on your way home from the youth club
you do not become too frightened to ask an officer for help
you do not watch your father mishandled every holiday
his sides tapped by uniforms begging him for badness
you have never been pulled over
asked to step out of your vehicle to check if it is yours
just because your car is nice
you are less likely to be sectioned for shouting in the street
if you suffer from ill mental health later on in life

if you stab another person with skin colour like yours
the crime will not be labelled white on white crime
if they stab another person with skin colour like yours
you will not be asked to comment on white on white crime

when twenty young people with skin colour like yours
stand on stage behind their favourite rapper
the tv standards agency is not inundated with complaints

you do not prefix ‘white’ searching netflix everyday
just to see an actor who vaguely looks like you

you did not rush to watch black panther
there are lots of other sci fi films

on stage, you see your skin speak
in books, you see your skin speak
on the news, you see your skin speak
in ads, you see your skin speak
in films, you see your skin speak

you can claim not to see colour
because your colour is the norm

still, you worked hard for your place in life
you are not rich, you are not racist,
you did not take part in the slave trade
you are not one of the privileged
you have problems of your own

you open birthday cards again
white people sip prosecco
you laugh easy at the jokes

 

Leave a Reply

Fill in your details below or click an icon to log in:

WordPress.com Logo

You are commenting using your WordPress.com account. Log Out /  Change )

Google photo

You are commenting using your Google account. Log Out /  Change )

Twitter picture

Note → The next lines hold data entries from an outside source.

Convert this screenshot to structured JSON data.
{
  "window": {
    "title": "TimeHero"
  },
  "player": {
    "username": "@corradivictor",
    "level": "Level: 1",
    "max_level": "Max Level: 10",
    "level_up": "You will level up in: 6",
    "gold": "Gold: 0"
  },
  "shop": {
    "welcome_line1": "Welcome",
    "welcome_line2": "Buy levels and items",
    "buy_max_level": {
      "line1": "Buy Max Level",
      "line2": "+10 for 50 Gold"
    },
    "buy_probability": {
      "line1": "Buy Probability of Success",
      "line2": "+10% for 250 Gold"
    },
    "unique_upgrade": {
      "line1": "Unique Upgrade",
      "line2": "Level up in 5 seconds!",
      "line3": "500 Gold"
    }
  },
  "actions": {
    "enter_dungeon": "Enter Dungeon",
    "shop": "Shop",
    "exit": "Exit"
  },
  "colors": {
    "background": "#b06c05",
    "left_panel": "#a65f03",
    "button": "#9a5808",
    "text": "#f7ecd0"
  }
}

You are commenting using your Twitter account. Log Out /  Change )

Facebook photo

You are commenting using your Facebook account. Log Out /  Change )

Connecting to %s